From: Los Angeles, CA, USA
Originally called Nightshift, this band was discovered in 1969 by Druids Of Stonehenge producer Jerry Goldstein while they were backing football star Deacon Jones (a defensive end for the L.A. Rams) during his singing performances in a small club in L.A. Goldstein suggested the band as possible collaborators with former Animals lead singer Eric Burdon, who along with harmonica player Lee Oskar had been searching L.A. clubs for a new act.

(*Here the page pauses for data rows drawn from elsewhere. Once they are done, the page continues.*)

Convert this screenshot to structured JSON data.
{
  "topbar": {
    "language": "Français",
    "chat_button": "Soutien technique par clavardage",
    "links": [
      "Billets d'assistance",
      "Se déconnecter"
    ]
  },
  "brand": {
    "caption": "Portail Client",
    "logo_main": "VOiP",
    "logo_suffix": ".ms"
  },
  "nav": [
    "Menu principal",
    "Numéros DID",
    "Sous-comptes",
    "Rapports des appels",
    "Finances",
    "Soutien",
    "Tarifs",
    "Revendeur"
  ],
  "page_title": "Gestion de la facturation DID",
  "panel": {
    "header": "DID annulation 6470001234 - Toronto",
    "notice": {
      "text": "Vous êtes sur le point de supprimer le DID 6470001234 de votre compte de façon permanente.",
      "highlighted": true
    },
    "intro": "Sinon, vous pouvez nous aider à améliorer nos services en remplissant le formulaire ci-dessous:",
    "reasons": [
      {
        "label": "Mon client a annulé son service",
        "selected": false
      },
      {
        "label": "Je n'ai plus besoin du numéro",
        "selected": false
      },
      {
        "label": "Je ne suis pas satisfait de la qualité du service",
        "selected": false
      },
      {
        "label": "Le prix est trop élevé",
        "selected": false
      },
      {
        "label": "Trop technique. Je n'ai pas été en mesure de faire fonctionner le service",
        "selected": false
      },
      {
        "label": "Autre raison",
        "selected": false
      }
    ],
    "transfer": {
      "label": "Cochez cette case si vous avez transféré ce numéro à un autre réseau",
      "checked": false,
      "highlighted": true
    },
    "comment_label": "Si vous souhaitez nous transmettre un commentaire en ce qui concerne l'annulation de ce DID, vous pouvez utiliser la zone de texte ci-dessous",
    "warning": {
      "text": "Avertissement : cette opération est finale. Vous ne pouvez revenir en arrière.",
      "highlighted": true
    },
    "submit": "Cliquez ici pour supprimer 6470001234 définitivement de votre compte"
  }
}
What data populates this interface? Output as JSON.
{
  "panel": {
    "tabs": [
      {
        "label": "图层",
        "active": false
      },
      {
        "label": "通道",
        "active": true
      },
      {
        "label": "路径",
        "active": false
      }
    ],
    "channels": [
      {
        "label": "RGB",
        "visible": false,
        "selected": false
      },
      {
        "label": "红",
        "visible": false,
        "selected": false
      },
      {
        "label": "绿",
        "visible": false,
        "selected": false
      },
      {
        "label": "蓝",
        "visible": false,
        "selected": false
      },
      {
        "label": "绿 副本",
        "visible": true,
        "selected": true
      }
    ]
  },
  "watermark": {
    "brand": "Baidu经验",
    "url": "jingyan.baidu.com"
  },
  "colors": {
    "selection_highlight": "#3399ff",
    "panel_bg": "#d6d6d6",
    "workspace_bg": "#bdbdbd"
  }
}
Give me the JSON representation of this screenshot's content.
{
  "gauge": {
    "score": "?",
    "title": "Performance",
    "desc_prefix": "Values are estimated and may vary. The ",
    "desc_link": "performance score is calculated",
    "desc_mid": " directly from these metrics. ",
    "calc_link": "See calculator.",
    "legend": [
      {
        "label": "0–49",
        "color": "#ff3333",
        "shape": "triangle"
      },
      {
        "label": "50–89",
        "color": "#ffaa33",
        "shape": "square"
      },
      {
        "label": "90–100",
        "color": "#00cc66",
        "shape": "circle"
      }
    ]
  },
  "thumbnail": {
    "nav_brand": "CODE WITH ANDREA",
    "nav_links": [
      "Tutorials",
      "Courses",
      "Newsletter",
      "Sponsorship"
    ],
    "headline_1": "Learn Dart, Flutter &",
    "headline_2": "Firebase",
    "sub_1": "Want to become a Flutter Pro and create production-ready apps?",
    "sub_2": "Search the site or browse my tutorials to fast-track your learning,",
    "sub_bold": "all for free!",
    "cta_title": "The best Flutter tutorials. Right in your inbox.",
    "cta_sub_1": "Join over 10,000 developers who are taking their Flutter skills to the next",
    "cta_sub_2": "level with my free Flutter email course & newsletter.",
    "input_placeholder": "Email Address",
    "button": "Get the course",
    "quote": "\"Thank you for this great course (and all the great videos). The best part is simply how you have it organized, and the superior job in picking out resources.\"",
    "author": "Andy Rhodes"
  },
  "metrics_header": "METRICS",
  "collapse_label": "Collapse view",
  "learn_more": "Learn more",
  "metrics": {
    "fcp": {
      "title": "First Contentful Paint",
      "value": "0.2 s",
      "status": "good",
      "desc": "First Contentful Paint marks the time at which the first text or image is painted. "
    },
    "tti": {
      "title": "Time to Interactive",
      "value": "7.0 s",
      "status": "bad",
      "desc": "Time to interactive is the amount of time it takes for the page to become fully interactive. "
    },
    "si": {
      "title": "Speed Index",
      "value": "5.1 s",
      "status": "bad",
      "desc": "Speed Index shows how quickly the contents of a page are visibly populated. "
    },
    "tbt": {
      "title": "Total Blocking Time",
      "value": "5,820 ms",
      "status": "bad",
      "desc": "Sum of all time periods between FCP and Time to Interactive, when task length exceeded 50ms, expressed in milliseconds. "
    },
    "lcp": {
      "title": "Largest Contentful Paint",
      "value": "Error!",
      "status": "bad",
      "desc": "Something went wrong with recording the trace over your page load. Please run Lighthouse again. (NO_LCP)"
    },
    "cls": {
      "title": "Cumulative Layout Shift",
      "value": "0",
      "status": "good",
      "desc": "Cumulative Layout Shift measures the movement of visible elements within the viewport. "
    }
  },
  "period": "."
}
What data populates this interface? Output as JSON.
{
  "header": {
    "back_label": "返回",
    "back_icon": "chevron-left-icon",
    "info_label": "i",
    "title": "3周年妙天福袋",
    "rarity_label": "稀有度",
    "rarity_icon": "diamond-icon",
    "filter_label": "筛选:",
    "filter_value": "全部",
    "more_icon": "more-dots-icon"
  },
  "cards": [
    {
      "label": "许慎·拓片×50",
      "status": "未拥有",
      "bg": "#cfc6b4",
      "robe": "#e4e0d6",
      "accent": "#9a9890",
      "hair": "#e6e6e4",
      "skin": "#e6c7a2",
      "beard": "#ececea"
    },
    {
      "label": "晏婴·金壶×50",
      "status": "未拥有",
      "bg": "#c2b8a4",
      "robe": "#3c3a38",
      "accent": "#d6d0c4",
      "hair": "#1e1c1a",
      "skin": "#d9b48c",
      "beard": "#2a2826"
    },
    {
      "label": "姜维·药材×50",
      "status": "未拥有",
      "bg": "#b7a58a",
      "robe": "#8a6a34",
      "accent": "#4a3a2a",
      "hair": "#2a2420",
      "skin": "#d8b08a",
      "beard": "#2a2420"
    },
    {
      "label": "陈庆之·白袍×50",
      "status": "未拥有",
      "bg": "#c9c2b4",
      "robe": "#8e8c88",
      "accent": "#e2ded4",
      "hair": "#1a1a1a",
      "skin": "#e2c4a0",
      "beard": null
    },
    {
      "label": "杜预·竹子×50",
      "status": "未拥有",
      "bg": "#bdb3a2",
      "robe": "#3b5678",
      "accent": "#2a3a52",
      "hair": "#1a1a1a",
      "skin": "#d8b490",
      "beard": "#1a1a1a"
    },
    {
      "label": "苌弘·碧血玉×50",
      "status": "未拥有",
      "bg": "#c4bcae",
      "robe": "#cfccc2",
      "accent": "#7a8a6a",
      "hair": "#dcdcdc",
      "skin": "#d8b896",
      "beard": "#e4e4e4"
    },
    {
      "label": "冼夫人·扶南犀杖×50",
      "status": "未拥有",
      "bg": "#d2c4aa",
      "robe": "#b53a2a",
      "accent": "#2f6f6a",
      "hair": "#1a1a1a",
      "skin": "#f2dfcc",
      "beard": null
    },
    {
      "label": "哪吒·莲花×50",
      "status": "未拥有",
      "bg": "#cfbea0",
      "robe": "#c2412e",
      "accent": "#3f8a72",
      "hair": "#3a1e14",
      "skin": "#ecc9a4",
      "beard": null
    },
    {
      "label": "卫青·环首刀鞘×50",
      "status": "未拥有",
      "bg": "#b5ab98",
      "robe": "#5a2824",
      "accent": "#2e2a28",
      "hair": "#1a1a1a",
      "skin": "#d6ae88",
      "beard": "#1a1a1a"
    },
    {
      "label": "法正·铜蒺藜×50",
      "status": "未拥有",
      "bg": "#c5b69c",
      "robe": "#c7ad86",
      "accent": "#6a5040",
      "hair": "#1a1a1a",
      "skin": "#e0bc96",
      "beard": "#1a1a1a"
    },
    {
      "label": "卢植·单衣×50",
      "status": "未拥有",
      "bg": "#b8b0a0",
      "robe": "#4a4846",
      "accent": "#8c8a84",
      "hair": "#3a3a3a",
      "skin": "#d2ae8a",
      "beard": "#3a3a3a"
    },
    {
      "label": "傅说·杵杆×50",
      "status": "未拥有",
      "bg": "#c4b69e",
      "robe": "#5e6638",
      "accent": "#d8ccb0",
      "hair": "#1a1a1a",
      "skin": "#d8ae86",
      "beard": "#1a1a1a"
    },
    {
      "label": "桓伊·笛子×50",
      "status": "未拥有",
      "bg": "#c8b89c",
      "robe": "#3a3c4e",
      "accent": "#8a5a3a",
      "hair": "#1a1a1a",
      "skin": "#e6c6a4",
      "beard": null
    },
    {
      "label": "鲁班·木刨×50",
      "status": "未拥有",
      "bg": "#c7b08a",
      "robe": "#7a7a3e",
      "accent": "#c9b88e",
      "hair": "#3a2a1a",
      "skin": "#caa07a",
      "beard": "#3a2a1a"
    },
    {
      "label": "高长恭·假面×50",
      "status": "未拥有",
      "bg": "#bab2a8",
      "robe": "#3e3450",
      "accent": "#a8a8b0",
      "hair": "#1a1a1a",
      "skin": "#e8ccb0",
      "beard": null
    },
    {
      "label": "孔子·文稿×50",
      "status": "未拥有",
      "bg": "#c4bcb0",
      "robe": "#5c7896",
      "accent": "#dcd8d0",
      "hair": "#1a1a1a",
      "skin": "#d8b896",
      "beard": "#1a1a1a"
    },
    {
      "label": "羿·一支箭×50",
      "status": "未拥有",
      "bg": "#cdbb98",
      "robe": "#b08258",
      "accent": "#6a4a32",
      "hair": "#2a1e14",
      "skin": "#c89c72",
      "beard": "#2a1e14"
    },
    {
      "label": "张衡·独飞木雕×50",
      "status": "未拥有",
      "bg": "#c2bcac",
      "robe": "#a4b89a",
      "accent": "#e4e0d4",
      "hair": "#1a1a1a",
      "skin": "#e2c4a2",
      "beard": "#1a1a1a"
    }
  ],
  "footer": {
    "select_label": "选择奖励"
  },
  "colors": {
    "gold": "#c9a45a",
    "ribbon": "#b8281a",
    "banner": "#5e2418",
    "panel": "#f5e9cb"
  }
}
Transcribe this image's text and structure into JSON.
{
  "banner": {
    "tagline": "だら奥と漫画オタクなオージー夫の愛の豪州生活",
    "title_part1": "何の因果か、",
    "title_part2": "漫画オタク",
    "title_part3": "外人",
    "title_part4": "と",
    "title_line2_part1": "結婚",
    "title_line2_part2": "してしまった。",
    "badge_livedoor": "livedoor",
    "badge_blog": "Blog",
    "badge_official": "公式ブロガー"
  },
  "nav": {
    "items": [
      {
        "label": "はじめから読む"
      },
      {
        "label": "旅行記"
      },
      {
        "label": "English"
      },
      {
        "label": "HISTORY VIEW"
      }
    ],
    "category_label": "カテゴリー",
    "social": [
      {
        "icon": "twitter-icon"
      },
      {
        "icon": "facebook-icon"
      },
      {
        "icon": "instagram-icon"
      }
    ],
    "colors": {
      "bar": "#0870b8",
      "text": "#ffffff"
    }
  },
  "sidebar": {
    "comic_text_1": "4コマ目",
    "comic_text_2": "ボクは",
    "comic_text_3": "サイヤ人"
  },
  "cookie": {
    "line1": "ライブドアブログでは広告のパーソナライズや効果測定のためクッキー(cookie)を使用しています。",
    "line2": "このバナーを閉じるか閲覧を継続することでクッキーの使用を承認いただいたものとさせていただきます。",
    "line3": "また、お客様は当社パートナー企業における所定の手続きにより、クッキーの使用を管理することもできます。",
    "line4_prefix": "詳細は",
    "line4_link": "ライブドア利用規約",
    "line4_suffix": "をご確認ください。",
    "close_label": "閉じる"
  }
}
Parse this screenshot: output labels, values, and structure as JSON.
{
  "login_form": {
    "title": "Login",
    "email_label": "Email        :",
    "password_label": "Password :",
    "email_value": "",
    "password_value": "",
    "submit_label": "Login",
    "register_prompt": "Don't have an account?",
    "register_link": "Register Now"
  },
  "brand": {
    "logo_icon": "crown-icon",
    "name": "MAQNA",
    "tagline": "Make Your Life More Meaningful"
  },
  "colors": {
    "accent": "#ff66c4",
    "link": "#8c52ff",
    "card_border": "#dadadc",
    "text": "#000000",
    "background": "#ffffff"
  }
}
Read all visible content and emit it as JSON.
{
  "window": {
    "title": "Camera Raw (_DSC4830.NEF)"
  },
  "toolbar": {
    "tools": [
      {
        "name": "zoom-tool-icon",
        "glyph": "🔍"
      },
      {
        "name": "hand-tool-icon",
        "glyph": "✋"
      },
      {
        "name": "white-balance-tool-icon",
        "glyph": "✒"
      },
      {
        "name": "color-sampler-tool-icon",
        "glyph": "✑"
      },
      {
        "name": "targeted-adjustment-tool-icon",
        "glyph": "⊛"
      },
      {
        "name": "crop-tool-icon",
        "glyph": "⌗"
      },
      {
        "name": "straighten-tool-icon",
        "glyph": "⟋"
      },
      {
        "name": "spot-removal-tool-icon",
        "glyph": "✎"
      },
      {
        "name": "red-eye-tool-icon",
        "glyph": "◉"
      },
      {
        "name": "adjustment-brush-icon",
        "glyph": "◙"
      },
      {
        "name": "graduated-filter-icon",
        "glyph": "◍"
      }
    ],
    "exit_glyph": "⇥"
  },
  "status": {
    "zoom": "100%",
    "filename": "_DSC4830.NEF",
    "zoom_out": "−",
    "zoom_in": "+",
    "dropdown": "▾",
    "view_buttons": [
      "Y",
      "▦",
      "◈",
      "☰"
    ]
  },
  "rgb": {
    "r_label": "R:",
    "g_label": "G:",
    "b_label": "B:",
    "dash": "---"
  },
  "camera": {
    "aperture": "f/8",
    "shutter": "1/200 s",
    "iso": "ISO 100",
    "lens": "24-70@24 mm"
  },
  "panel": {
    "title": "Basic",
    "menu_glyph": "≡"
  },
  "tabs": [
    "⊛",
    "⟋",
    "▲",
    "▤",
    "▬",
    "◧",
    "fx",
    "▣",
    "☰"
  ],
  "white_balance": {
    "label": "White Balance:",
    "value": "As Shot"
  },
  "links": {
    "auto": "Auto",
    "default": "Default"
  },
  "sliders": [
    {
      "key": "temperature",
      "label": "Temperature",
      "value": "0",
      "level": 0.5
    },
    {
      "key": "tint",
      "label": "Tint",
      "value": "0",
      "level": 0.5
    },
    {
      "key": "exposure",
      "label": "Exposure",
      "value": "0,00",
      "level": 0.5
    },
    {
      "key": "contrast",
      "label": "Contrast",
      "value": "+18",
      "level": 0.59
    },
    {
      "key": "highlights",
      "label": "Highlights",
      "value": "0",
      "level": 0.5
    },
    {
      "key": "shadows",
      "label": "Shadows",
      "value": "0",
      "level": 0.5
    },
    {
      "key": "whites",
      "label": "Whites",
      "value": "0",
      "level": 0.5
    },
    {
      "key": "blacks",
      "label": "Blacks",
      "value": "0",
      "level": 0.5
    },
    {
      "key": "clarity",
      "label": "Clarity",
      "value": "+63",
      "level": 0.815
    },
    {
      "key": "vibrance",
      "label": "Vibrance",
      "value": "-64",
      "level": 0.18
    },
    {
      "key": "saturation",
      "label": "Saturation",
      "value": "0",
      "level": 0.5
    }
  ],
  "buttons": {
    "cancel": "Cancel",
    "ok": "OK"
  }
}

After witnessing Nightshift in concert, Burdon took charge of the group, giving them the provocative new name War and replacing two of their horn players with Oskar. To develop material, War began playing marathon concert jams over which Burdon would free-associate lyrics. In August 1969, Burdon and War entered the studio for the first time, and after some more touring, recorded their first LP, 1970's Eric Burdon Declares "War". The album contains the spaced-out 'Spill The Wine', which was a smash hit, climbing to #3 on the U.S. charts and establishing the group in the public eye.
A second album (The Black Man's Burdon) was released before the end of 1970, and over the course of two records, documents the group's increasingly long improvisations (as well as Burdon's growing tendency to ramble). Burdon's contract allowed War to be signed separately, and they soon secured a deal with United Artists, intending to record on their own as well as maintaining their partnership with Burdon. Burdon however, citing exhaustion, suddenly quit War during the middle of the group's European tour in 1971, spelling the beginning of the end. He rejoined War for a final U.S. tour and then left for good.
With Burdon gone, War continued to record and tour successfully throughout the 70s. Their 1972 LP (The World Is A Ghetto) produced two Top 10 hits with 'Cisco Kid' and the album's title track. Their 1975 LP (Why Can't We Be Friends?) also generated two Top 10 hits with 'Low Rider' and the album's title track. They continued to record and tour throughout the 80s and 90s with various lineup changes, but were never able to reach a level of success even remotely close to what they had in the 70s.